*** Data provided ***

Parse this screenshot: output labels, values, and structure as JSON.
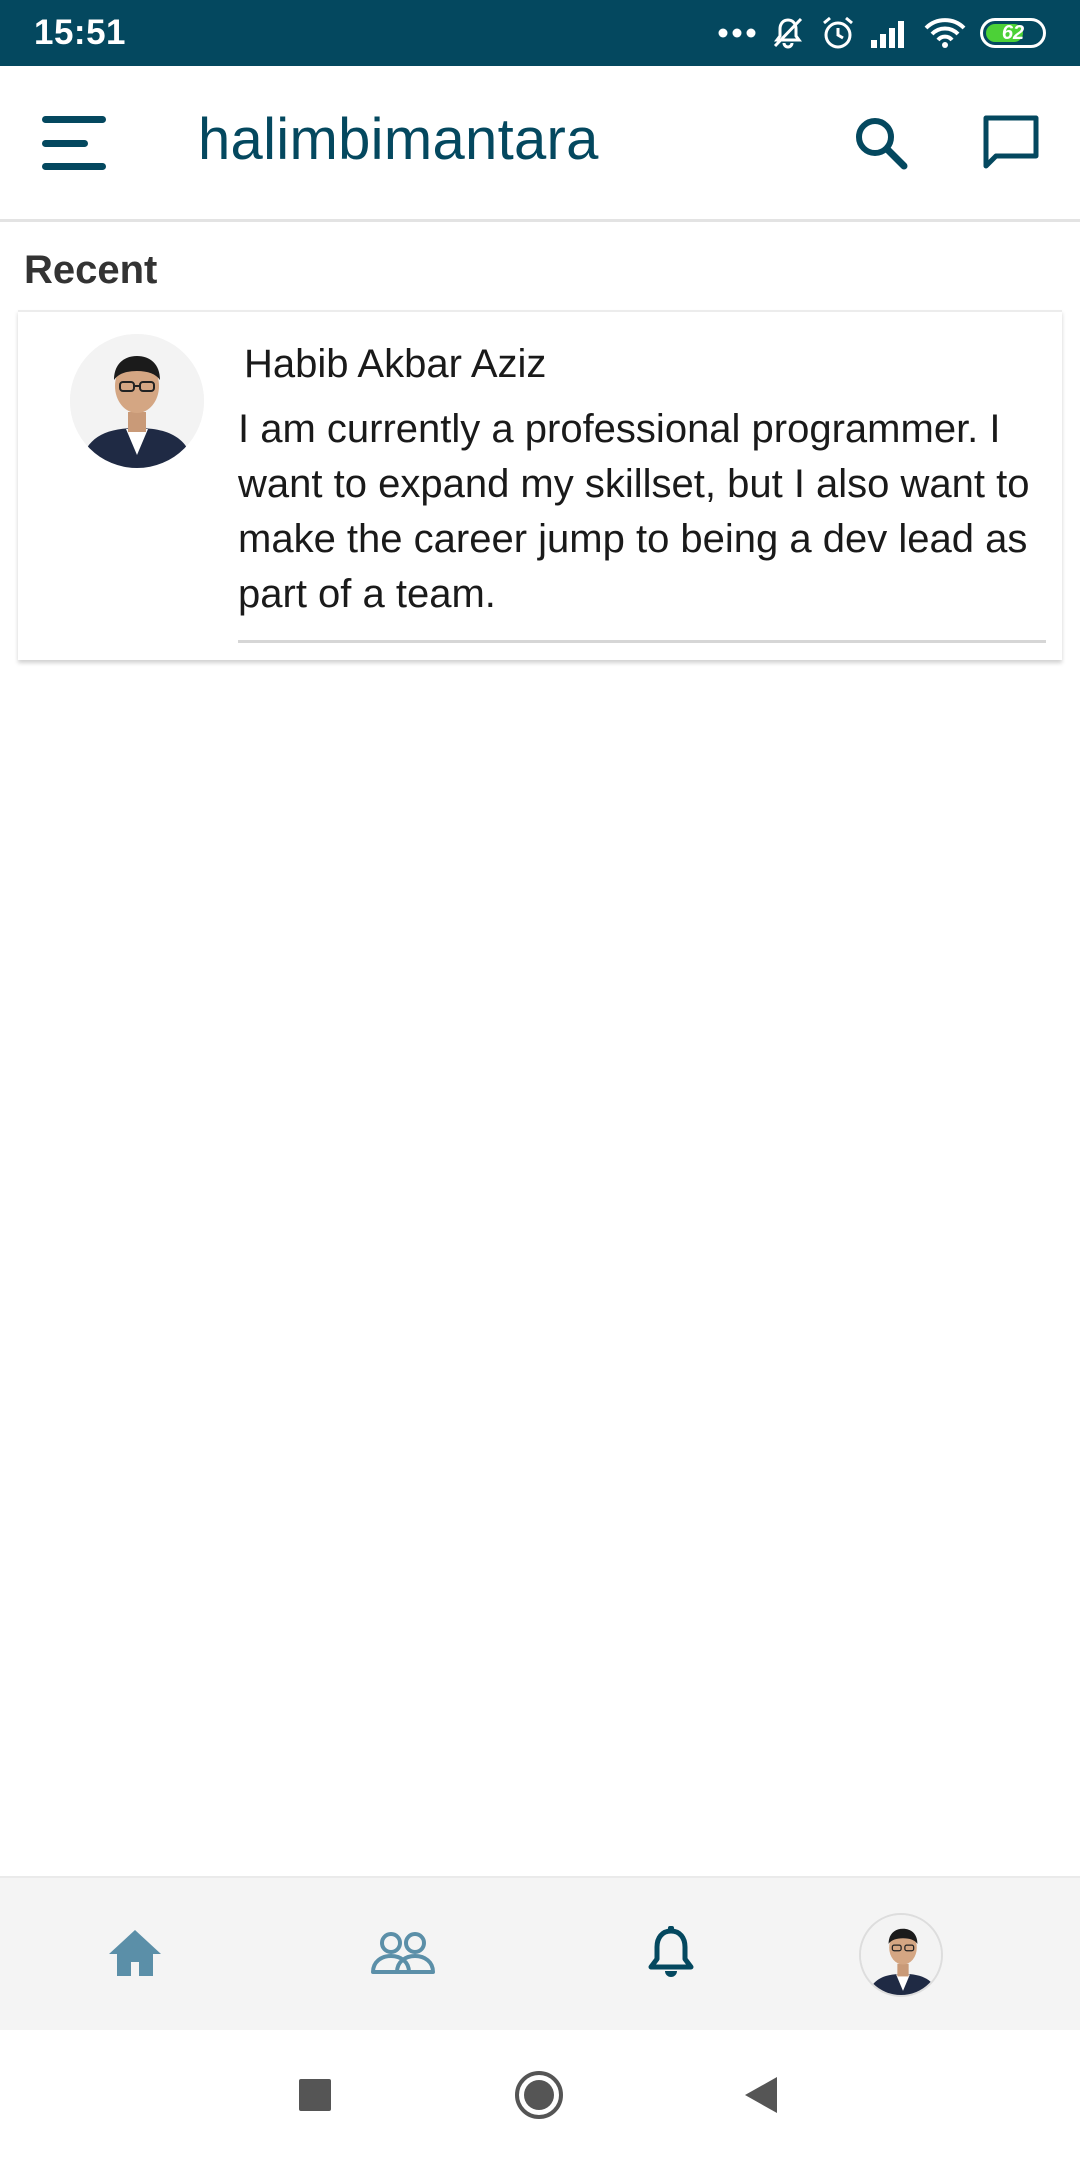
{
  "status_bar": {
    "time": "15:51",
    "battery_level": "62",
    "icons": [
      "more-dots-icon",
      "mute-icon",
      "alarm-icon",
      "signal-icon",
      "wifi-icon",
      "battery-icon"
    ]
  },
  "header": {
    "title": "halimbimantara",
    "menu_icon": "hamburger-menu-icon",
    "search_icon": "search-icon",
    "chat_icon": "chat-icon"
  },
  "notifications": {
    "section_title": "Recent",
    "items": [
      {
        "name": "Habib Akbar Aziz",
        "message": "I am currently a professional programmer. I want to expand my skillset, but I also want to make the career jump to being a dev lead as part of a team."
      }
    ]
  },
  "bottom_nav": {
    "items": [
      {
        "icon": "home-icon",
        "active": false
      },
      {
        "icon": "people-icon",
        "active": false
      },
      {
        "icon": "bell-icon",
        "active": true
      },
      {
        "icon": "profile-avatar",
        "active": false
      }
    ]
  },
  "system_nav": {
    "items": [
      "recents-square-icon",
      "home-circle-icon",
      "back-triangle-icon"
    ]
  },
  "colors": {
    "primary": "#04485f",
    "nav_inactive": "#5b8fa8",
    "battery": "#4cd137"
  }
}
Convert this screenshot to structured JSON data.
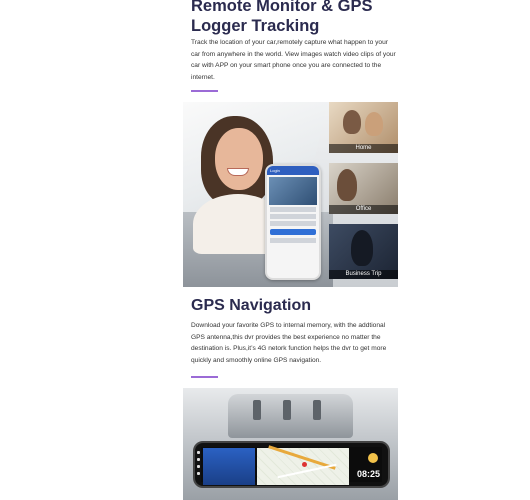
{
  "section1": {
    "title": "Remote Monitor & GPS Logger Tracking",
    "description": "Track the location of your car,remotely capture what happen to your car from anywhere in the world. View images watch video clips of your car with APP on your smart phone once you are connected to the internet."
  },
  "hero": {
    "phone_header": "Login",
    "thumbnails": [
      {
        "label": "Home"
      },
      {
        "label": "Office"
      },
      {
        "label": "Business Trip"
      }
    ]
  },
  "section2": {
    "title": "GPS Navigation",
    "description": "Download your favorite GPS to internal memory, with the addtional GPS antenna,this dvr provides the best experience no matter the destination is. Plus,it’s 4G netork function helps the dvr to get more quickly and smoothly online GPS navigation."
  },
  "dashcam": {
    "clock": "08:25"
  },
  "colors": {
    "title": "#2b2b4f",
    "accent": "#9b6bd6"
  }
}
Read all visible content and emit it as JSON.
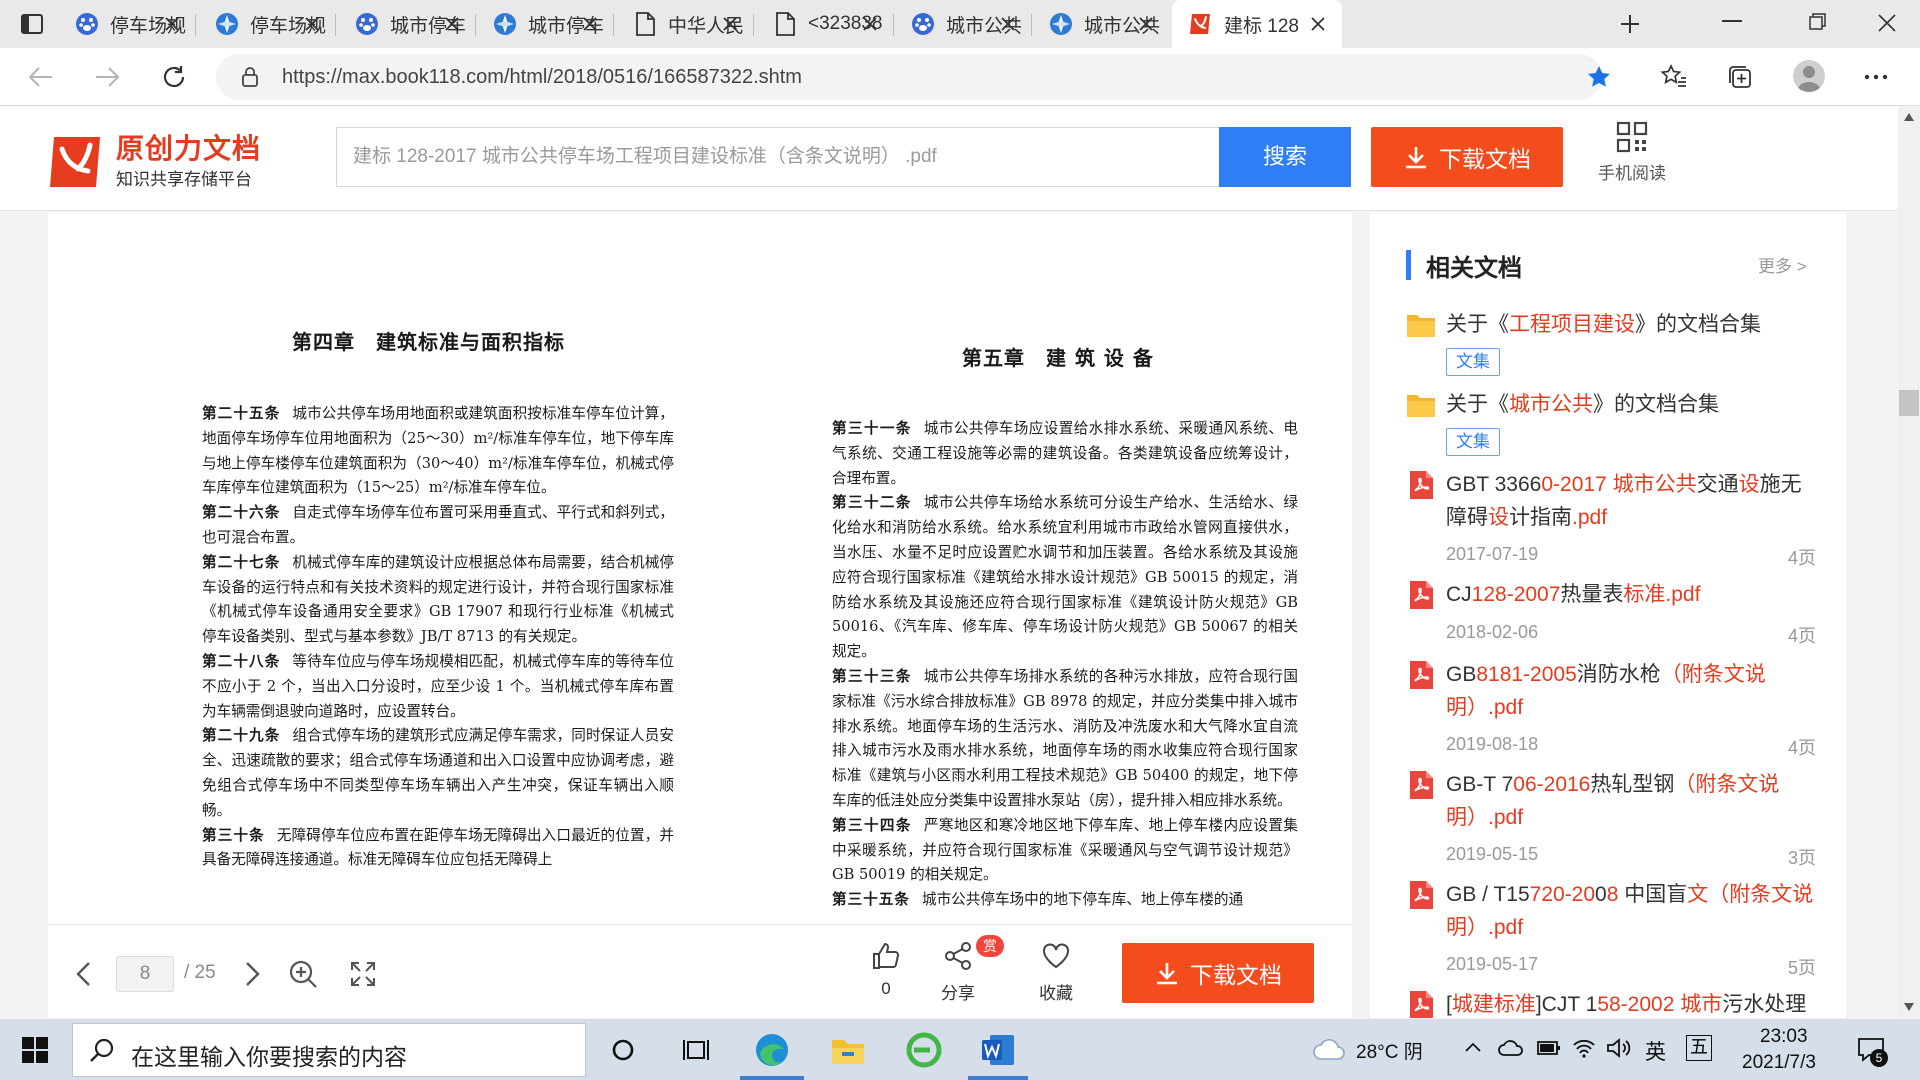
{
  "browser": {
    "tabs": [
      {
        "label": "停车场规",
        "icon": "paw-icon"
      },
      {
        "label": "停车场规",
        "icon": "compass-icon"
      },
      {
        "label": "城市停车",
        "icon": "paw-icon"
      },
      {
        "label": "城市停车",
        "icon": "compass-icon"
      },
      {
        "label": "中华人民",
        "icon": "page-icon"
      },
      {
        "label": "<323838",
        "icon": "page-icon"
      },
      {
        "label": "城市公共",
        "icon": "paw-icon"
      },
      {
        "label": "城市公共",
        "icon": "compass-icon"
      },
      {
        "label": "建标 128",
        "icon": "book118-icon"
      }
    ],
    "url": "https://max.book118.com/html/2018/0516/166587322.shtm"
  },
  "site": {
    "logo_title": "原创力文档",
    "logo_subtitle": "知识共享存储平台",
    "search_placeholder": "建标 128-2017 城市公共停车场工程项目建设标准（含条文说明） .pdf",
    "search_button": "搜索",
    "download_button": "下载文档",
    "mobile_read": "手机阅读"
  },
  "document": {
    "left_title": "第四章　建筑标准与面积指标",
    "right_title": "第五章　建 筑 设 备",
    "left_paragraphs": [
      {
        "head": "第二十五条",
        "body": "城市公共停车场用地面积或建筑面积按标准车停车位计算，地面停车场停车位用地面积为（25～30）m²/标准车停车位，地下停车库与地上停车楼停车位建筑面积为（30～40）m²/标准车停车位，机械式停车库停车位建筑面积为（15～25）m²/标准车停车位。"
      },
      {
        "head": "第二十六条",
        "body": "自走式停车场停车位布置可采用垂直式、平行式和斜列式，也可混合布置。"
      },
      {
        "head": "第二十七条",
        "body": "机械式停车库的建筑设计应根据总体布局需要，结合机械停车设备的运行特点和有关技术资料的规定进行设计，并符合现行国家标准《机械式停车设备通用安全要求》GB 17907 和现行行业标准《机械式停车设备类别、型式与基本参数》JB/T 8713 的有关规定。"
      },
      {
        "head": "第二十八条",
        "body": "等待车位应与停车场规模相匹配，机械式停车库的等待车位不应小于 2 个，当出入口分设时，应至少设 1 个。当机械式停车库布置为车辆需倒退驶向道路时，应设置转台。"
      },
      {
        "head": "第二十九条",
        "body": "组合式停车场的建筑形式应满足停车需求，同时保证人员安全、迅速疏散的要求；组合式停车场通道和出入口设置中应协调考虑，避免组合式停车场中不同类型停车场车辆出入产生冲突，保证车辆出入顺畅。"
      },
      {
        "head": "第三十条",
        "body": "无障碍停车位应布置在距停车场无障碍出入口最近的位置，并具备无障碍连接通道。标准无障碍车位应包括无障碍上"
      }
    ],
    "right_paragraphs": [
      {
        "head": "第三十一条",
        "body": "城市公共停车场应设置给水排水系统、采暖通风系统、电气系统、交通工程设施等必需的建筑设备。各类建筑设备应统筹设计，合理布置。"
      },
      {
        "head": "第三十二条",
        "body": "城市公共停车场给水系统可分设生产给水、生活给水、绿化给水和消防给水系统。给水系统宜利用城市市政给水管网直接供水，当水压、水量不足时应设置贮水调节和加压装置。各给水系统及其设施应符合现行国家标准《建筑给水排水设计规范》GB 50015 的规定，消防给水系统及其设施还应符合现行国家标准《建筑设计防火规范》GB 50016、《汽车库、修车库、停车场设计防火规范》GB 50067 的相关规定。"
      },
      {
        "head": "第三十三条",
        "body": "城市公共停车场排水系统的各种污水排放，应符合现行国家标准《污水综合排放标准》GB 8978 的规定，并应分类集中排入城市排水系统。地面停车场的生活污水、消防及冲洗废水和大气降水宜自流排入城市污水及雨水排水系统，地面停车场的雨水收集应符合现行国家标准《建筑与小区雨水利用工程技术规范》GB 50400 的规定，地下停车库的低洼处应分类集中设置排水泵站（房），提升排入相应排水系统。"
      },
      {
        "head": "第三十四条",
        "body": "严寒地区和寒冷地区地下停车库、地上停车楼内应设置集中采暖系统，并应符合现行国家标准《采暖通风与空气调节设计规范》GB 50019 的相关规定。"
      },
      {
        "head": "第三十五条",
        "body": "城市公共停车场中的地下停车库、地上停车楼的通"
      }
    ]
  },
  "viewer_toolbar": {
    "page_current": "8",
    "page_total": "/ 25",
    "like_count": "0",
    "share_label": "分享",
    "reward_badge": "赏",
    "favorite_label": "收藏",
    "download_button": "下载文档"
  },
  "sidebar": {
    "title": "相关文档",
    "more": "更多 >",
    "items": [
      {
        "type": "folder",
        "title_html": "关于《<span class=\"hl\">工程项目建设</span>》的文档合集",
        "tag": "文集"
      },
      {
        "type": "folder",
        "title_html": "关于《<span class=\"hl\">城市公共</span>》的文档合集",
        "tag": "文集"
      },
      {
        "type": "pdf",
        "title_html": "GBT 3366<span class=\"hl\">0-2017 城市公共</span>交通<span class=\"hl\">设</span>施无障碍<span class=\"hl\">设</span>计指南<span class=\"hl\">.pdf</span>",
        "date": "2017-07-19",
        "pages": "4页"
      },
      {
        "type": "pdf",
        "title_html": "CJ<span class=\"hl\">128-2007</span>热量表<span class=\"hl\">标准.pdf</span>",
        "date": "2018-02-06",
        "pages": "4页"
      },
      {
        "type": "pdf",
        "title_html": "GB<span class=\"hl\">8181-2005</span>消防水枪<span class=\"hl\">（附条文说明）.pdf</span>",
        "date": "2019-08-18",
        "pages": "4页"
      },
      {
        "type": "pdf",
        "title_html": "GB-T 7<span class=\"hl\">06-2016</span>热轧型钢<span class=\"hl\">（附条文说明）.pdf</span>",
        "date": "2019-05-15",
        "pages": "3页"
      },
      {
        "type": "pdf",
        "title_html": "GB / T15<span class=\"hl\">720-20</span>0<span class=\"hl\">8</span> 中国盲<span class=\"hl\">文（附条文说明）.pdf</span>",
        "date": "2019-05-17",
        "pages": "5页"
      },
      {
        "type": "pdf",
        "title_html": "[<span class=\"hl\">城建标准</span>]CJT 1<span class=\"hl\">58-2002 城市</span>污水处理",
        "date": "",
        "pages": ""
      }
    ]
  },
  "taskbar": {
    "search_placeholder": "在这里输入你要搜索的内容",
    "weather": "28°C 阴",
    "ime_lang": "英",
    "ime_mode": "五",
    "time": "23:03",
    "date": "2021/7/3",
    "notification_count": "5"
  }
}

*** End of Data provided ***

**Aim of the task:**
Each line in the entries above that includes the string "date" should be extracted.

**Task response:**
        "date": "2017-07-19",
        "date": "2018-02-06",
        "date": "2019-08-18",
        "date": "2019-05-15",
        "date": "2019-05-17",
        "date": "",
    "date": "2021/7/3",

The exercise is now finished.